5. Put cooked asparagus back in pan and season with salt and pepper. Shake pan gently to coat with butter sauce. Using tongs, transfer asparagus to a large warmed platter. Spoon remaining sauce over asparagus, sprinkle with pistachios and serve.

Shaved Asparagus Salad With Ginger and Sesame

Total time: 30 minutes

Yield: 4 to 6 servings

2 tablespoons rice vinegar

1 tablespoon grated ginger

1 teaspoon minced garlic

1 tablespoon light brown sugar

1 jalapeño pepper, seeds removed and finely diced (optional)

2 teaspoons toasted sesame oil

Salt and pepper

1 1 / 2pounds fat asparagus

Salt and pepper

1 / 2cup slivered scallions

Squeeze of lime juice, to taste

Mint leaves, for garnish

Cilantro sprigs, for garnish

1 tablespoon toasted sesame seeds

1 tablespoon black sesame seeds

1. Make the dressing: In a small bowl, stir together rice vinegar, ginger, garlic and brown sugar. Add jalapeño and sesame oil, then season to taste with salt and pepper.

2. Snap or cut off the tough bottoms of each asparagus spear. With a vegetable peeler, peel each tough-skinned spear, starting halfway down from tip and peeling toward bottom end.

3. Cut the asparagus at a long diagonal into very thin slices (not paper thin – about the width of a thinly sliced onion). Place asparagus slices in a wide salad bowl. Season with salt and pepper and toss lightly. Add the ginger dressing and toss to coat well. Taste and adjust. Add scallions and lime juice and toss again.
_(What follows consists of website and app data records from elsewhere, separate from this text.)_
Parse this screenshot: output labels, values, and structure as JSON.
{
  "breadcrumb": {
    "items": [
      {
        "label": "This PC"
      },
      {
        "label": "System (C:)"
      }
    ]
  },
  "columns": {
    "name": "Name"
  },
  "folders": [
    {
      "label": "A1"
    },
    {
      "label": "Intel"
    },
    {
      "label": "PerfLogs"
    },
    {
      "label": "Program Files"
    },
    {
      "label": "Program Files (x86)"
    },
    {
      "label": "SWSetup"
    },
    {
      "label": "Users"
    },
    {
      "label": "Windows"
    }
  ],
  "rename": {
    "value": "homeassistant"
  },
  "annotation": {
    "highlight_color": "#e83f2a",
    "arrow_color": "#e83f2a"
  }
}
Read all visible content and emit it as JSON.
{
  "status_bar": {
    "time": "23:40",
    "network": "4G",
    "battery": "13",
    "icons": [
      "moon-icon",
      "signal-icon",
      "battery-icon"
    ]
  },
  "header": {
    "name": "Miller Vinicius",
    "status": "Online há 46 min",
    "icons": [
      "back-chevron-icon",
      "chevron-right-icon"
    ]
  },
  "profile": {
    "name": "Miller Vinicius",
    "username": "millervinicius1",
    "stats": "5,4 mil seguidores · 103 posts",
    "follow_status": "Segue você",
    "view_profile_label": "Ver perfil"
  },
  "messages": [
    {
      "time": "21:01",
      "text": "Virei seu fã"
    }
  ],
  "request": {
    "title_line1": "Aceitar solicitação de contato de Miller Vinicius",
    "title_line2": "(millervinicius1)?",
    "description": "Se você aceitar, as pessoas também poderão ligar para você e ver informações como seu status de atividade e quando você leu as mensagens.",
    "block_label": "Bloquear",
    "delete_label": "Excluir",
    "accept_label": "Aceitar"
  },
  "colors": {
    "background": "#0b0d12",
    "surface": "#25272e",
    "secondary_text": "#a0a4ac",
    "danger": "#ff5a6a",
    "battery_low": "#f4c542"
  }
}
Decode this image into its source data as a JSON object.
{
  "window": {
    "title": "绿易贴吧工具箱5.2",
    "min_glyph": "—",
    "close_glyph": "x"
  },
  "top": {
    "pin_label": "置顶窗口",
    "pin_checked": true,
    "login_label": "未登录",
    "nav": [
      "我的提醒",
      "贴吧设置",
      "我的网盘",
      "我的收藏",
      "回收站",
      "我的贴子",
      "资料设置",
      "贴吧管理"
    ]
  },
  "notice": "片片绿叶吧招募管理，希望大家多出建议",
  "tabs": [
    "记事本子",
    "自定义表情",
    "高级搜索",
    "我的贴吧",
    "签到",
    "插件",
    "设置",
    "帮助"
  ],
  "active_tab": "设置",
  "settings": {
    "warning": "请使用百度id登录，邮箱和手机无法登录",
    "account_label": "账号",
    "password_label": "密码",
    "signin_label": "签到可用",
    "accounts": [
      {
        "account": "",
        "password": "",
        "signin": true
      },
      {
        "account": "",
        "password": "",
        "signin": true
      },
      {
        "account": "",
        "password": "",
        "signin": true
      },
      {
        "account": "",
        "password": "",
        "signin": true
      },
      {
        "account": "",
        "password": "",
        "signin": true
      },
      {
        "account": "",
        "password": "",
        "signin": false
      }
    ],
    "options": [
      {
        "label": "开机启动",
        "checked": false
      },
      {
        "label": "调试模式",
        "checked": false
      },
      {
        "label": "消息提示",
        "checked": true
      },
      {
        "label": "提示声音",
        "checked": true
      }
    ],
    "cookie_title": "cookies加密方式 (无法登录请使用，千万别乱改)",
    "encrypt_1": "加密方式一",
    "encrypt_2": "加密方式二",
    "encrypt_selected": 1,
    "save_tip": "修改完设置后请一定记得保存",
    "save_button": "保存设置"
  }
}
4. Garnish with mint leaves and cilantro sprigs. Sprinkle with sesame seeds and serve.